Jackson: Some people will be familiar with my references, and some people won’t. I think that what I like about the work is that you can interact with my reference materials, or you can embrace it just as portraiture and performance and character-building. I like it when you can enter the work wherever you want.
Kennedy: I love that. Mariane, I know the gallery started out with a focus on African and African diaspora art and photography, and it’s become more global over the years. What was the impetus for that mission?
Ibrahim: It’s true, my focus was really on African-descent artists and photographers.

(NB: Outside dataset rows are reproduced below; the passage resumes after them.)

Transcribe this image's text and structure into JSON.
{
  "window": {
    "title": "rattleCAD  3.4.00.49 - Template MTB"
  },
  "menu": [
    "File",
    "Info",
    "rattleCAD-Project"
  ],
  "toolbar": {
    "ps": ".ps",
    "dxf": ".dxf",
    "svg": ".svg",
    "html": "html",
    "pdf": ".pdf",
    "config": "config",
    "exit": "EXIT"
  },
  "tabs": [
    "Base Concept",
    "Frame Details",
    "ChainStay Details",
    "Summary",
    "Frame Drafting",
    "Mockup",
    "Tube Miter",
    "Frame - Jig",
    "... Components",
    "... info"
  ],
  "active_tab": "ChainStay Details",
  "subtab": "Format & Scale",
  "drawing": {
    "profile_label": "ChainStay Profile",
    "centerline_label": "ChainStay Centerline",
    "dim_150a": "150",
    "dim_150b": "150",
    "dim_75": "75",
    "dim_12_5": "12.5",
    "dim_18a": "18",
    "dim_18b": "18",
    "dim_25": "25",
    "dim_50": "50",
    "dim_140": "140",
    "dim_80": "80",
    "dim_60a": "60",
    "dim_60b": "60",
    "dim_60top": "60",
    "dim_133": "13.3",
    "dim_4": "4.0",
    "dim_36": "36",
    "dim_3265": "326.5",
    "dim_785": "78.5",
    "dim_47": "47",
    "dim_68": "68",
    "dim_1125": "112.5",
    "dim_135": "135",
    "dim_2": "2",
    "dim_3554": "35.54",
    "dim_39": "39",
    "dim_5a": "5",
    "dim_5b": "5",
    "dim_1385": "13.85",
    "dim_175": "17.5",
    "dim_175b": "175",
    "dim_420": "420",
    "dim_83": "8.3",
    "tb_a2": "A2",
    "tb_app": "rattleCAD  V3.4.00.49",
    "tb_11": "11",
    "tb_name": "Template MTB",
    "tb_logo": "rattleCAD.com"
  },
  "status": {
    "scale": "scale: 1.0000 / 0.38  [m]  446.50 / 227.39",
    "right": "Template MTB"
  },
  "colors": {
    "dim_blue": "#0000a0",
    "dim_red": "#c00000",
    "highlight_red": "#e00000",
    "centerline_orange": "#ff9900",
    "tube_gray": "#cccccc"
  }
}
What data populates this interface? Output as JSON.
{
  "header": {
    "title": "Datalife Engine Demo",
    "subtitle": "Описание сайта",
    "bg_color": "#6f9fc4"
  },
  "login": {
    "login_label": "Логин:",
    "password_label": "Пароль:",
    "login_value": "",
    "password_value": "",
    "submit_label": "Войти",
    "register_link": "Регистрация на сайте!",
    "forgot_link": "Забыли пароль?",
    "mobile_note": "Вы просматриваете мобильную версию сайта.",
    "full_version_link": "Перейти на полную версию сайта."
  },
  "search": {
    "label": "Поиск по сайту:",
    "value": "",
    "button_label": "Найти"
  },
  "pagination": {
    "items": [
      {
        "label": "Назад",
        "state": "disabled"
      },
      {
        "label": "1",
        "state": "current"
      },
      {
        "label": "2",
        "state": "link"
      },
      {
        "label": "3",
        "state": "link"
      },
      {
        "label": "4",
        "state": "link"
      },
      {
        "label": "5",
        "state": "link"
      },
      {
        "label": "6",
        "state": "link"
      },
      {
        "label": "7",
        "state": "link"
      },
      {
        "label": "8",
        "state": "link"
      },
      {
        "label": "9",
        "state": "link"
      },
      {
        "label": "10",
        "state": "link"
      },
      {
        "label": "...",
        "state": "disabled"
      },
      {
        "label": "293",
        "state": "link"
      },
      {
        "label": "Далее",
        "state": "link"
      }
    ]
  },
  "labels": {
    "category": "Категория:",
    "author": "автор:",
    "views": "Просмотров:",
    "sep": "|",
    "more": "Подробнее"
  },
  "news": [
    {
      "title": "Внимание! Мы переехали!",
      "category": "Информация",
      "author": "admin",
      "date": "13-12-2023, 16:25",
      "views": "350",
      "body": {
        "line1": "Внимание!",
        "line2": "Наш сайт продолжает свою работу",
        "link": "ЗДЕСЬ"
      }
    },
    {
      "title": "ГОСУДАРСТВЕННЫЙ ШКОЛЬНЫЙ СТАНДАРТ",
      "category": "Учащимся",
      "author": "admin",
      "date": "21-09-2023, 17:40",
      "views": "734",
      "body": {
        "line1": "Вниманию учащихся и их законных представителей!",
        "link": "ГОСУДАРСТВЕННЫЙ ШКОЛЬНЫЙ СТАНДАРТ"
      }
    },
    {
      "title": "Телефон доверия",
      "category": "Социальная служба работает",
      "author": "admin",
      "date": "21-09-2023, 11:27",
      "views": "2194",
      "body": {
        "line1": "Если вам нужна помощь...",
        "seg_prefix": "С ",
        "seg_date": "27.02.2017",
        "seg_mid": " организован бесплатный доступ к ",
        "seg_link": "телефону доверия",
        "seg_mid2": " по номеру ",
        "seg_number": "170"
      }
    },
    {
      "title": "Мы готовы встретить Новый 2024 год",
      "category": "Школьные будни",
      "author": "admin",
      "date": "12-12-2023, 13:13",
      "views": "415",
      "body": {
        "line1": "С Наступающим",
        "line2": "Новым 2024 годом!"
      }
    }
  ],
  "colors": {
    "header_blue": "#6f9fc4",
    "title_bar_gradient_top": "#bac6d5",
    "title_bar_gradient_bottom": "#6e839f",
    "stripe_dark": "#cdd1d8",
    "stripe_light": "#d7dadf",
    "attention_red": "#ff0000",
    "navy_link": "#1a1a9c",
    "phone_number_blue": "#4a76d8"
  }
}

I think what was really missing [at that time] was the infrastructure for presenting African-descent artists and black artists in commercial spaces, so that they could be visible to the public, written about by the press, eventually picked by museums and institutions, and then finally come to the attention of the mass.
The artists have always been there; there’s no novelty in that. African artists and African American artists have always been there. But at the time, they didn’t have the commercial galleries to invest in them and push them forward. My gallery wanted to shape and change the market for emerging artists and artists from a certain geographic space.
Kennedy: Chicago is very happy to have you here.
Ibrahim: I think the gallery’s pursuit is to bring something different, relevant to the art community that is already so rich in Chicago. You can’t get more diverse than Chicago! I’m literally walking through Chicago with a big smile, because I’m amazed at how much diversity I see every day. And that’s very comforting. Puts us in a really good mind-set, a good setting to be able to develop our business.
Kennedy: Absolutely. The richness of Chicago’s history, specifically its black history, is endless.
Ibrahim: We are beyond excited to have Ayana and her new body of work. They are of a much larger scale. We also are partnering with Expo Chicago, and one of her photographs is going to be part of Override, [taking over a large billboard in the city]. Last year, Override featured Glenn Ligon and Judy Chicago. Ayana will also be part of that landscape, the urban landscape of the city of Chicago. I know she’s too shy to talk about these kinds of things, but it’s really an Ayana Jackson takeover of Chicago [laughs].
Jackson: If she’s going to put me under the bus for being too modest, I’m going to put Mariane under the bus for being too modest. This can be a very cutthroat market, and it’s refreshing and comforting to have someone like Mariane, who takes our careers personally. She takes our success personally; our success is her success and vice versa. I’m super humbled to have the chance to carry her banner as she steps into Chicago for the first time.
Ibrahim: I’m really touched. The last thing that I will say about Ayana, which will summarize everything: she’s the only artist—not that I work with, but the only artist—who can literally, like a compass, put her fist in the center, and reach to Europe, Africa, and America, in terms of the history, like no one else. She has that flexibility to move constantly and go backwards in time, and make a perfect circle on the different narratives that have been told, written, and also untold. That’s also why I think her work is really touching many fields: photography, anthropology, art history, everything. I think she is a great ambassador to our program.
Ayana V. Jackson: Take Me to the Water is on view at Mariane Ibrahim Gallery, Chicago, through October 26, 2019.